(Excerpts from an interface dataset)
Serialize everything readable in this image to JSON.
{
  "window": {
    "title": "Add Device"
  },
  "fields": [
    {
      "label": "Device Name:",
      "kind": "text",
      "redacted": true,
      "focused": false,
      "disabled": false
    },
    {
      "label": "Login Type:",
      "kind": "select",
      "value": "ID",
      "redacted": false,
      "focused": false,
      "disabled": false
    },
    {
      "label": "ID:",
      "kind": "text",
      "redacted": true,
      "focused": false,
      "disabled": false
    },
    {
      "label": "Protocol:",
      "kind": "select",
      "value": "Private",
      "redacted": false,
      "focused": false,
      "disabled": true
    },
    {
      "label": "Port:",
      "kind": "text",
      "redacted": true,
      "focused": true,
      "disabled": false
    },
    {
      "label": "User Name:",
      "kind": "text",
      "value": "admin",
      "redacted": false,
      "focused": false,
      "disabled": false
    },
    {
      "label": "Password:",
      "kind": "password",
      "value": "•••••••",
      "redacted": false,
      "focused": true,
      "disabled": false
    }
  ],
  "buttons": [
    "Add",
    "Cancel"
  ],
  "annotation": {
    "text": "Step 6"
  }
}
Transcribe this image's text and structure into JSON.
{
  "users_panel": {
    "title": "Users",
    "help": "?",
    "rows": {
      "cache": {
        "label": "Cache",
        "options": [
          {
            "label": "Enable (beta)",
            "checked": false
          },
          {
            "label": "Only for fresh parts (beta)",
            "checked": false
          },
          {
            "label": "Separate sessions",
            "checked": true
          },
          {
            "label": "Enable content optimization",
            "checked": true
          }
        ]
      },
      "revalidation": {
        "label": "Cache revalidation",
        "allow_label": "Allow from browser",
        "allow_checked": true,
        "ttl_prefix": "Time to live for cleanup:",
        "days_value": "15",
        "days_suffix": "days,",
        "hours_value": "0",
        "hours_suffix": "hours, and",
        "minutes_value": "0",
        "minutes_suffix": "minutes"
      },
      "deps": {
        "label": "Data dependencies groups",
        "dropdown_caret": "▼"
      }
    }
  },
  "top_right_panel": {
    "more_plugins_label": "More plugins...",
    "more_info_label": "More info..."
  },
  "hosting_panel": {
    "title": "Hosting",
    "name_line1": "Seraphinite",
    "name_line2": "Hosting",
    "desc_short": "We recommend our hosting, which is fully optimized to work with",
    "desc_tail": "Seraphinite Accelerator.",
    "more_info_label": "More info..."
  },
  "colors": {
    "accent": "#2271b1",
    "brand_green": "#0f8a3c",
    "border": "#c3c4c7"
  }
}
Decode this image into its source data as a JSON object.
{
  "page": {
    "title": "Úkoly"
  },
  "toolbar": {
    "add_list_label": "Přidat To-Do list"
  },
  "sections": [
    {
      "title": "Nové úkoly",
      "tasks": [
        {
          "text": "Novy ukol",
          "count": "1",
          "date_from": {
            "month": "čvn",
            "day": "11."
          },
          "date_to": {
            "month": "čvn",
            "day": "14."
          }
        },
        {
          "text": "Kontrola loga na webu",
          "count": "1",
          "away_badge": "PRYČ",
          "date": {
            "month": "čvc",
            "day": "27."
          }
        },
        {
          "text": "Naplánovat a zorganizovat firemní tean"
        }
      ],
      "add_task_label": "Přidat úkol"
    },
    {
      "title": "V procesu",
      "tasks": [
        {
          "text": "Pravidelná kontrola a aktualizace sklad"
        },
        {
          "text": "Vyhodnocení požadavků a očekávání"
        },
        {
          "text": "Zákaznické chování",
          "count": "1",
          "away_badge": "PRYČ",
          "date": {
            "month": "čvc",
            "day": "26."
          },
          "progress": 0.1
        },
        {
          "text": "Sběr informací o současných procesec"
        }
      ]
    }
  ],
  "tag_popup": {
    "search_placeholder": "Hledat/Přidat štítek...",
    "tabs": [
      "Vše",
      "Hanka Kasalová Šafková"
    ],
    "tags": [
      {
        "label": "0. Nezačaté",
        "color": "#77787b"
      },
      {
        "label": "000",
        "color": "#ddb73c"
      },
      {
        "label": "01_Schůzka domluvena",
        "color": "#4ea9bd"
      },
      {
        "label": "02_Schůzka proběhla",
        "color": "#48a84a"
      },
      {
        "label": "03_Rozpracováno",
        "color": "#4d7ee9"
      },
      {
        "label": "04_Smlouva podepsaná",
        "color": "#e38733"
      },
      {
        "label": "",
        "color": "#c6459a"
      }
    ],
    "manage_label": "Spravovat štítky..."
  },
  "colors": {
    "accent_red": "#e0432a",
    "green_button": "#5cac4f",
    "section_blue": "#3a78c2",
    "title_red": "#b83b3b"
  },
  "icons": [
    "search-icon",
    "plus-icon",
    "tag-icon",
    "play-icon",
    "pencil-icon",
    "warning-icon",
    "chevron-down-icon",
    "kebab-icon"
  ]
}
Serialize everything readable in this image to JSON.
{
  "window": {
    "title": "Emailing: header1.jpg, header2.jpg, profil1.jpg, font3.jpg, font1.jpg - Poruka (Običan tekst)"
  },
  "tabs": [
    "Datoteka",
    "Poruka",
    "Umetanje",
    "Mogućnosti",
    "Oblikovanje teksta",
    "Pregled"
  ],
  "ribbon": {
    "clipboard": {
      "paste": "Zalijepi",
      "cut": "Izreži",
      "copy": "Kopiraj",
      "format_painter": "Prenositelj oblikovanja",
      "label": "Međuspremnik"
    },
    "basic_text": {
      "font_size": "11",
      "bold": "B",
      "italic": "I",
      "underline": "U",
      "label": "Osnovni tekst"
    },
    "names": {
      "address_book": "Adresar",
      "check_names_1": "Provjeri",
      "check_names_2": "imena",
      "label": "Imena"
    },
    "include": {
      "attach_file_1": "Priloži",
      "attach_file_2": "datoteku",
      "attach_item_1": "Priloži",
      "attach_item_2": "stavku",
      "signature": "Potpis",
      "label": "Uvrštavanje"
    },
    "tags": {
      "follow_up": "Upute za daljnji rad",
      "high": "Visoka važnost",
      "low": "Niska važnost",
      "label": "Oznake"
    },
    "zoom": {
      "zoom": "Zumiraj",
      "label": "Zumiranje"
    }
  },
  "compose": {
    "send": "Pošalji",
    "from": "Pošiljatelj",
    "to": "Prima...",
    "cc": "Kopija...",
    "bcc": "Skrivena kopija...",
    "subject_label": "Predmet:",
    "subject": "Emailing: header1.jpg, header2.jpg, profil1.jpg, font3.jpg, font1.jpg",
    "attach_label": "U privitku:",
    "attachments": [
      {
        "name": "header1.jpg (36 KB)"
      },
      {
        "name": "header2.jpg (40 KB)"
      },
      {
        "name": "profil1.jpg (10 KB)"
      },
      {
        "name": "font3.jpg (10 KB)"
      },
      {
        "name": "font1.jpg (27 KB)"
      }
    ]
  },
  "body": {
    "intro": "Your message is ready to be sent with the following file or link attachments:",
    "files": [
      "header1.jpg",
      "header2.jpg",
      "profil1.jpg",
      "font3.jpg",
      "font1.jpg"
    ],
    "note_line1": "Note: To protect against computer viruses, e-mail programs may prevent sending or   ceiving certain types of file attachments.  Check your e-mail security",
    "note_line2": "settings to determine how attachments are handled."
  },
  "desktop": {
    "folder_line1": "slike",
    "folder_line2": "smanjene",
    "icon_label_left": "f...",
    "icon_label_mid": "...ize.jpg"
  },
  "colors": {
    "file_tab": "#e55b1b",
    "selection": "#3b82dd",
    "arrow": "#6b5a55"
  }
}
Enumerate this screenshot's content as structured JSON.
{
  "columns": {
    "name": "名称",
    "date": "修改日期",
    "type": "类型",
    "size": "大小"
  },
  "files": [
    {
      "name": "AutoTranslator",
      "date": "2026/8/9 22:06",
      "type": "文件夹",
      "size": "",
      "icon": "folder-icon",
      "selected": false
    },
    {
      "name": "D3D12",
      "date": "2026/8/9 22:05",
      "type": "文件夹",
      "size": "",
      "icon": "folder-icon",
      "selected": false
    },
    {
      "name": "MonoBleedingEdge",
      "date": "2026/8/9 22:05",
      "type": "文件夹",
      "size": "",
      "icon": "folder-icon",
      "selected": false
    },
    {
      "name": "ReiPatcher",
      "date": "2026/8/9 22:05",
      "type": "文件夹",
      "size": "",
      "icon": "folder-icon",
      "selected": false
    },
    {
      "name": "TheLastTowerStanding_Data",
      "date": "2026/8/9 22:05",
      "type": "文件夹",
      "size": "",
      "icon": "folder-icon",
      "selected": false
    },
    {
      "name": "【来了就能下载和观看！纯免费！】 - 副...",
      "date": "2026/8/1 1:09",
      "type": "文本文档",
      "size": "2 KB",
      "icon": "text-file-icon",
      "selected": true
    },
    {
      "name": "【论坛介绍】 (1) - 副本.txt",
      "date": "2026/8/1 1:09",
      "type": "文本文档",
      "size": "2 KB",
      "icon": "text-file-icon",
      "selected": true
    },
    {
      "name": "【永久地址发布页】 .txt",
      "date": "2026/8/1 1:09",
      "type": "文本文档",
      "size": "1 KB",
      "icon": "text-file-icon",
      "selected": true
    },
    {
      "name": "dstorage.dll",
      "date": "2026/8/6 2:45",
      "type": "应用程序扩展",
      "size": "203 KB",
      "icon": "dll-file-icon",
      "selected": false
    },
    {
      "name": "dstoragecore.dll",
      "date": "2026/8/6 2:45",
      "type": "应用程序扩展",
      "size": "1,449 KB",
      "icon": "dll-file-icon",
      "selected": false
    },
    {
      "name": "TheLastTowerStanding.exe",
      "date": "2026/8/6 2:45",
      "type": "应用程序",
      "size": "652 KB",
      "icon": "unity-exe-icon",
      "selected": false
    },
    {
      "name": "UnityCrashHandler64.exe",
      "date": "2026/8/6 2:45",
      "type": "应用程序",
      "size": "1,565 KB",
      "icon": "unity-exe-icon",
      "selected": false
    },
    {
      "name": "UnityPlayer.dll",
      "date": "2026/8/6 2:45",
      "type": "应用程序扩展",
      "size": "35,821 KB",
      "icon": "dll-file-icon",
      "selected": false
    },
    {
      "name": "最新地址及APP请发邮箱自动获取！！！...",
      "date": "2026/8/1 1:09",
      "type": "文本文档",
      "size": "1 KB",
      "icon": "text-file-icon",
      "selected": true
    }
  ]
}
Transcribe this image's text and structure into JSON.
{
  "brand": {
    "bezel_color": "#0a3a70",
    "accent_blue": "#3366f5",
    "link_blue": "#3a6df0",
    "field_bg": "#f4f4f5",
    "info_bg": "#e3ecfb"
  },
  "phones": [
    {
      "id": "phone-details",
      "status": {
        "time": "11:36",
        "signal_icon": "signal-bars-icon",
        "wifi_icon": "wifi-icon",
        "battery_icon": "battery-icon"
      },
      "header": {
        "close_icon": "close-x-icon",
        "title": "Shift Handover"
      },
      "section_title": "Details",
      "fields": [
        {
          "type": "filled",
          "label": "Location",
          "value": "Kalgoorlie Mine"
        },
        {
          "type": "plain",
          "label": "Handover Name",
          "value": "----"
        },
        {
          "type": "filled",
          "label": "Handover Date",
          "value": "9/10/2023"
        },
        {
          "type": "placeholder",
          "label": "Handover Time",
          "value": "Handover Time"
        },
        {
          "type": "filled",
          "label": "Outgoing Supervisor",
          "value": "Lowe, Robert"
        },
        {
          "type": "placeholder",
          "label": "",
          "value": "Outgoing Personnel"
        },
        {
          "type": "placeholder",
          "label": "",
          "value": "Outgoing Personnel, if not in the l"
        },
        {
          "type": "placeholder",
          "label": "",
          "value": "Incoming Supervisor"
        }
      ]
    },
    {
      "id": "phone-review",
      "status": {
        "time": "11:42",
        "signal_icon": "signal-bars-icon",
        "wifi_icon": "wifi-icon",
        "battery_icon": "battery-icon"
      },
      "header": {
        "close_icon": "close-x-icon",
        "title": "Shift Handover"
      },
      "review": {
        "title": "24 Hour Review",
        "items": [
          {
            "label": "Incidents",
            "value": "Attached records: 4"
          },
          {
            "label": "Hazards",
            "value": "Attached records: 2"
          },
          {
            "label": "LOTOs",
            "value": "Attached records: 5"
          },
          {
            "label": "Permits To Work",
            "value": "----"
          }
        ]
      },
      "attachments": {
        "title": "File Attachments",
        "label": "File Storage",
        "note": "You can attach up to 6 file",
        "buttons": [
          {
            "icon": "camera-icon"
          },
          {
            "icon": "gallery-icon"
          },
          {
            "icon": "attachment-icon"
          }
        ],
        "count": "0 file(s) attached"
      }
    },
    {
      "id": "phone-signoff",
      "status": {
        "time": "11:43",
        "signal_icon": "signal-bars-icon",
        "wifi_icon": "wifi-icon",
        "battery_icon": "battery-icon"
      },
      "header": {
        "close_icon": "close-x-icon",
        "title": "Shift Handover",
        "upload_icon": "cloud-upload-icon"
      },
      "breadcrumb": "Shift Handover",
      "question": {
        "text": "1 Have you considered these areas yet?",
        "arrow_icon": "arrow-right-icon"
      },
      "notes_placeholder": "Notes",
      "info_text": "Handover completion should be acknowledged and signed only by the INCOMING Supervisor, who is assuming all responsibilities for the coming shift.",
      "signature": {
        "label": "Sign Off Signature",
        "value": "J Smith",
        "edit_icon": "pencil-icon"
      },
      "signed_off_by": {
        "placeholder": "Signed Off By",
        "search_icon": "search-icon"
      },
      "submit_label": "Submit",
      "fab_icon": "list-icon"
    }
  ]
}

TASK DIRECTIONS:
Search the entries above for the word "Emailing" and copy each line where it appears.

RESULT OF THIS TASK:
    "title": "Emailing: header1.jpg, header2.jpg, profil1.jpg, font3.jpg, font1.jpg - Poruka (Običan tekst)"
    "subject": "Emailing: header1.jpg, header2.jpg, profil1.jpg, font3.jpg, font1.jpg",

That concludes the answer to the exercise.